What you need to do: Wherever the string "took" appears in a line of the listing below, report that line.

+-------+

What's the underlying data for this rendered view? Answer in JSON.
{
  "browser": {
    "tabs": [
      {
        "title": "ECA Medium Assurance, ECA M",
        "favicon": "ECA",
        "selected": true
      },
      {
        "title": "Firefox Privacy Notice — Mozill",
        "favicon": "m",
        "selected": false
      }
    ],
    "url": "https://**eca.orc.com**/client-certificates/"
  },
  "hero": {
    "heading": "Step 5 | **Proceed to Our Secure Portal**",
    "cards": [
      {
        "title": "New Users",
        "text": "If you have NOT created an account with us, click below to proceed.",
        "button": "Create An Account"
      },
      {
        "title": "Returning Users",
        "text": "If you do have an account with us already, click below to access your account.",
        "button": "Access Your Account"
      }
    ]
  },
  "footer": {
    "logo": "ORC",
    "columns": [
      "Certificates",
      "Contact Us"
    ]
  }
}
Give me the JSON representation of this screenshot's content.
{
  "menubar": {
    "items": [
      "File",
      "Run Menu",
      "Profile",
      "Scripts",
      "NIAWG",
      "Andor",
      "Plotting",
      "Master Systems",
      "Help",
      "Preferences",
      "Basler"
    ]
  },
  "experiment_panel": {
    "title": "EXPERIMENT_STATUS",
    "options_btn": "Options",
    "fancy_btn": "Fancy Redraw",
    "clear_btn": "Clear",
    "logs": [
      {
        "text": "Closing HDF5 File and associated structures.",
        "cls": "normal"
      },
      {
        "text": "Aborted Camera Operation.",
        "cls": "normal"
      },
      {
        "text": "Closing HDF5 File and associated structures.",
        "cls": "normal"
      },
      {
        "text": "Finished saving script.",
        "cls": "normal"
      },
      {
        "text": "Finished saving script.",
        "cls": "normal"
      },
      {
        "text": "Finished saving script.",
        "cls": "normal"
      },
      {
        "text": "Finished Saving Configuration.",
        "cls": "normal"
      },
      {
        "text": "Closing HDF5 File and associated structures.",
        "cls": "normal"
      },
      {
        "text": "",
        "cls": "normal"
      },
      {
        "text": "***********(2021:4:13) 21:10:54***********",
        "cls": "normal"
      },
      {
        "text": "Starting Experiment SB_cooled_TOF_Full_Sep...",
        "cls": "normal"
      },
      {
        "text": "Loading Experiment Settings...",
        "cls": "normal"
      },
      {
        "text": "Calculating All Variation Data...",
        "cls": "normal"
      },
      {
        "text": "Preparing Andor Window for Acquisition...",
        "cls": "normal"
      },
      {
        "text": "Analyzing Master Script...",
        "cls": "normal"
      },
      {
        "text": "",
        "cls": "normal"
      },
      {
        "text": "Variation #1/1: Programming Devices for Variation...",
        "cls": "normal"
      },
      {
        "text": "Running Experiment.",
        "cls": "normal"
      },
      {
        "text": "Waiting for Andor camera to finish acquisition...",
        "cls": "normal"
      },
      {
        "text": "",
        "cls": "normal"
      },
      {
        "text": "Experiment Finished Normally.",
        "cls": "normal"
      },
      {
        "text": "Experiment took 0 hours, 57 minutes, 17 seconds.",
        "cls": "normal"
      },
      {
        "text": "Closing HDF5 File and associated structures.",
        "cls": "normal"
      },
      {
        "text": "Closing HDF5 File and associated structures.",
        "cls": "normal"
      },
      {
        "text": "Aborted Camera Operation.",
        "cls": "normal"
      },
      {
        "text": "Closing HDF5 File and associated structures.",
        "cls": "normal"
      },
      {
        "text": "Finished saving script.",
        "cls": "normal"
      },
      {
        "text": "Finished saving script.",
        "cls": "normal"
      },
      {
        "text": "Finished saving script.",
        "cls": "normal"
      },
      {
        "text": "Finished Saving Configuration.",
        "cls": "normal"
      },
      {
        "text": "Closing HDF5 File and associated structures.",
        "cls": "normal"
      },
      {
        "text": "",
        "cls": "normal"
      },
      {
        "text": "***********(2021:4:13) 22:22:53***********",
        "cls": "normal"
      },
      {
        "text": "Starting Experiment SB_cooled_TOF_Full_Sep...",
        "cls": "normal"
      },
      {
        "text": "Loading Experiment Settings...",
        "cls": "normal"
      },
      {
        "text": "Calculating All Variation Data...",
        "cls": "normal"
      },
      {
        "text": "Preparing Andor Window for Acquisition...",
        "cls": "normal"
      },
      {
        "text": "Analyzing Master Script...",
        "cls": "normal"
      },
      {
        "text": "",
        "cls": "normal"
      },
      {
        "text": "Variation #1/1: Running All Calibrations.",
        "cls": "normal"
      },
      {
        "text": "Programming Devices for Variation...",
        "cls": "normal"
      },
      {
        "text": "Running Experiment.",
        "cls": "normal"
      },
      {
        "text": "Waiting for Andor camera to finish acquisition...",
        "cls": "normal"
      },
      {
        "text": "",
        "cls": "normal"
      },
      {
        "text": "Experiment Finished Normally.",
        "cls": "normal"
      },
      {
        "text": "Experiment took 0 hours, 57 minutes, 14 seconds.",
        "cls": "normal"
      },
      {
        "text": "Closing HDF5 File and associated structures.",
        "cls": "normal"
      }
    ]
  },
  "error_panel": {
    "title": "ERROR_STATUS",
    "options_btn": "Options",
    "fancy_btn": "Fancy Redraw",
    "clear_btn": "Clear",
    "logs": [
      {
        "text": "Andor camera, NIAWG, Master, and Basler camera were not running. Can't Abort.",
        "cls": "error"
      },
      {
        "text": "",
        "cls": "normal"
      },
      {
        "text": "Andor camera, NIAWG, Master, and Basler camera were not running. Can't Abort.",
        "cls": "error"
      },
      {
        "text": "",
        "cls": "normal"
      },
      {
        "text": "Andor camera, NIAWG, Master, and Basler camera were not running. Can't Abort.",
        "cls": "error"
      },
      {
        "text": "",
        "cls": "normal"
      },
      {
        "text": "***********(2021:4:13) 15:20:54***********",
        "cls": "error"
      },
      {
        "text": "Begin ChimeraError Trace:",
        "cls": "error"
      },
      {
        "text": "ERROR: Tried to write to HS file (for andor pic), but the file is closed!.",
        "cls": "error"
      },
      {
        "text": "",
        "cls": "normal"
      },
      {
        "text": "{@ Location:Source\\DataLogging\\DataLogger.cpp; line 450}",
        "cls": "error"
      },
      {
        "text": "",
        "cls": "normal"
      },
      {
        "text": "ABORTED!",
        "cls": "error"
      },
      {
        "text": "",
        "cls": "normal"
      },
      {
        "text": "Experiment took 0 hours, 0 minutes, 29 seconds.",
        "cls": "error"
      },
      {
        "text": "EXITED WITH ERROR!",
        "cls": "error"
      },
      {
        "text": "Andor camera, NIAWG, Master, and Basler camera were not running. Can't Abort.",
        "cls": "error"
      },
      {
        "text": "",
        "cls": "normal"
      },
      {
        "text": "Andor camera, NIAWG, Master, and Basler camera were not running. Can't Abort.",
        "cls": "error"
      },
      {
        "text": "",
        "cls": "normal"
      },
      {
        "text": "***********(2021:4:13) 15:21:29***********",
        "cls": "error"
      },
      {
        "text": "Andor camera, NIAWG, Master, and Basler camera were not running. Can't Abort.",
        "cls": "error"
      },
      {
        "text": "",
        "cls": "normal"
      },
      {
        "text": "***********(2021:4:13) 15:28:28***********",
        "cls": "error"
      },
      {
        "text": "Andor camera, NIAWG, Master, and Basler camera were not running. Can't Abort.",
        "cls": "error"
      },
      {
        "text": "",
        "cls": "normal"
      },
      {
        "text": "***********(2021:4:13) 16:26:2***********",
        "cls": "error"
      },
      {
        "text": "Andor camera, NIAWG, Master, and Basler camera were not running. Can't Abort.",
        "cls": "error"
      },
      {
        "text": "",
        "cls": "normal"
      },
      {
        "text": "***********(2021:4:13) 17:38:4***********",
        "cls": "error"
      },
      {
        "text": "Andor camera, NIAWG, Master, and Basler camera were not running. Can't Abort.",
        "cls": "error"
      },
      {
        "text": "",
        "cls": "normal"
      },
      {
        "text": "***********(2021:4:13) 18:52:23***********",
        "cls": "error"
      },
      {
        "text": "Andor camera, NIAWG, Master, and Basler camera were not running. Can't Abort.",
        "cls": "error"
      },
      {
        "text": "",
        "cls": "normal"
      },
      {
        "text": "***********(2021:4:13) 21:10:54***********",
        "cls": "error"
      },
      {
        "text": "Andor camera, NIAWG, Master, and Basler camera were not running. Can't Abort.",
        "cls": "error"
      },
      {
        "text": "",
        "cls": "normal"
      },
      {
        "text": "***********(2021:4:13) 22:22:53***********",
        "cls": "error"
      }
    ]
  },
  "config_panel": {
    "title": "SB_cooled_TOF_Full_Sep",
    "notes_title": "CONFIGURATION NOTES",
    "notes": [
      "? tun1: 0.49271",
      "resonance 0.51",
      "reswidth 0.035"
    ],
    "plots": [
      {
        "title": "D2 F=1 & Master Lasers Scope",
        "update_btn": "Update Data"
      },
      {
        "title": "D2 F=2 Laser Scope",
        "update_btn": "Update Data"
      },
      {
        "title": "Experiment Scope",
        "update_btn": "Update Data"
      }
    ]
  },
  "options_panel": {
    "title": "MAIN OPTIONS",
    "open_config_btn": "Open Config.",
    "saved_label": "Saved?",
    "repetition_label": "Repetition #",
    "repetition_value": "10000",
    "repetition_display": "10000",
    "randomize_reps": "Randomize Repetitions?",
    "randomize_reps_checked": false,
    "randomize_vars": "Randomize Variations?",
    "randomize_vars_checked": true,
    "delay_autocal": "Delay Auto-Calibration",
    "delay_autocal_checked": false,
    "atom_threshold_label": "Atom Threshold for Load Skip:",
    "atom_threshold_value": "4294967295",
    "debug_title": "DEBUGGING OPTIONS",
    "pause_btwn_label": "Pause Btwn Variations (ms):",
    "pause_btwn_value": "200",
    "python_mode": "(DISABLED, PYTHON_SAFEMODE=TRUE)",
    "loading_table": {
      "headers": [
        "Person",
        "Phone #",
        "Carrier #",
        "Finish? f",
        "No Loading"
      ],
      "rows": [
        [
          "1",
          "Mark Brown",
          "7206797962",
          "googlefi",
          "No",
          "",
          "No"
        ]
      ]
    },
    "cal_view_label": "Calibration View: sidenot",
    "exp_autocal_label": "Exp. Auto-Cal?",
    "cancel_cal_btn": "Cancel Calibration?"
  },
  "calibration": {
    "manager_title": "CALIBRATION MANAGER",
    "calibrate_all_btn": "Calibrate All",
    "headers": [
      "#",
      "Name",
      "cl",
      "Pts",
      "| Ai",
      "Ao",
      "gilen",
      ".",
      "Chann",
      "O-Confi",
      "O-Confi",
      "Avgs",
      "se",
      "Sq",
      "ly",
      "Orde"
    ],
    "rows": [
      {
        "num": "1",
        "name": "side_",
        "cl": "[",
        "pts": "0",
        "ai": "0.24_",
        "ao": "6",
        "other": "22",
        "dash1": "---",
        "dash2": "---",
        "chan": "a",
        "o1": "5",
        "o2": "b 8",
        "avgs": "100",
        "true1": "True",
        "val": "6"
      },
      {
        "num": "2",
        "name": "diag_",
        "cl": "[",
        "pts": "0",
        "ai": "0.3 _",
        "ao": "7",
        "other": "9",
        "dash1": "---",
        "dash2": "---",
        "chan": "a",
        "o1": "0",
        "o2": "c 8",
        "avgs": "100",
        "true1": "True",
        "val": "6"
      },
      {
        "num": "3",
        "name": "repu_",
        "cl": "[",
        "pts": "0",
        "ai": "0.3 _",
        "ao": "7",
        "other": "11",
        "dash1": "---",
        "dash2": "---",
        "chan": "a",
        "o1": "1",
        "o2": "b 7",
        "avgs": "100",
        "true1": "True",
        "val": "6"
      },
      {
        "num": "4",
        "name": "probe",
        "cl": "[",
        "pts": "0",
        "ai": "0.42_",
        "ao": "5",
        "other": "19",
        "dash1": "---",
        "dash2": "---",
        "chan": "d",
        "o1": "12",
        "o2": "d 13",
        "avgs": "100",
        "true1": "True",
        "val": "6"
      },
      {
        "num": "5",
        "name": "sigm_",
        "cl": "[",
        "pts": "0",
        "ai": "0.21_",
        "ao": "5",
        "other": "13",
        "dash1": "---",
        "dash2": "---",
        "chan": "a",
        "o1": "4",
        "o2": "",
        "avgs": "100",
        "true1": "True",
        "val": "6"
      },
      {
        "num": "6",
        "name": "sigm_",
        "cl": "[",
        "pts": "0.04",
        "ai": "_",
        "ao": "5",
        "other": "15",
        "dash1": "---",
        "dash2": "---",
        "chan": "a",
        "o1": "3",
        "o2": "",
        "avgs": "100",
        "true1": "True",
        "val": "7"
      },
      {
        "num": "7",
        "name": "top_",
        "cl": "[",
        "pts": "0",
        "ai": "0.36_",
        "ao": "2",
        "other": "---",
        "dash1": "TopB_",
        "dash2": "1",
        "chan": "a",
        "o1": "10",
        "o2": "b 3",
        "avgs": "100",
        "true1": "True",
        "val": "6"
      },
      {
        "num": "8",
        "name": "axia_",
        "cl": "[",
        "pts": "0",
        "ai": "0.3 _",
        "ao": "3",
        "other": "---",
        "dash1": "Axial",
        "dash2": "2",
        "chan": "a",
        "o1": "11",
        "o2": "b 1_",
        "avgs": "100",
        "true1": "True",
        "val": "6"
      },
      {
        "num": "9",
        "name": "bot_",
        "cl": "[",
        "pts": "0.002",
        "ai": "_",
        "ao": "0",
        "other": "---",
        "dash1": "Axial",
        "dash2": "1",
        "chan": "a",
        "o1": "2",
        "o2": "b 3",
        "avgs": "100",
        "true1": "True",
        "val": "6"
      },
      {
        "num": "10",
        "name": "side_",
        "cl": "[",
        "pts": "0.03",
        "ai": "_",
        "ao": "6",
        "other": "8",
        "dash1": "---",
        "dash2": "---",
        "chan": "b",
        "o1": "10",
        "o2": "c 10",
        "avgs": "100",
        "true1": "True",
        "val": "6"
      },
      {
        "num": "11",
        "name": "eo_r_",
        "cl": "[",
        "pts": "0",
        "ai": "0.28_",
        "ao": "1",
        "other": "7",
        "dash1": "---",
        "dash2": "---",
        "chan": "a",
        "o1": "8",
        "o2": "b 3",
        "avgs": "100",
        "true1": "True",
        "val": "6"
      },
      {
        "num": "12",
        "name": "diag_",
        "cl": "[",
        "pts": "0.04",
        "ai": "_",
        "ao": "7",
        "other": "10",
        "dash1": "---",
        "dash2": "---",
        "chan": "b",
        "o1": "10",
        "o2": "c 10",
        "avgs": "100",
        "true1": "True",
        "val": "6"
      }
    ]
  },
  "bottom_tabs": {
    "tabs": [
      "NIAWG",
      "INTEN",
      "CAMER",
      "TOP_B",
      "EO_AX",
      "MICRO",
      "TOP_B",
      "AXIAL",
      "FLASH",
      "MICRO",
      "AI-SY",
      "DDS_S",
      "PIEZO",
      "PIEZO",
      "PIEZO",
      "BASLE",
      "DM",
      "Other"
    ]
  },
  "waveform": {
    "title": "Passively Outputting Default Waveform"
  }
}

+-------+

Response to the task:
        "text": "Experiment took 0 hours, 57 minutes, 17 seconds.",
        "text": "Experiment took 0 hours, 57 minutes, 14 seconds.",
        "text": "Experiment took 0 hours, 0 minutes, 29 seconds.",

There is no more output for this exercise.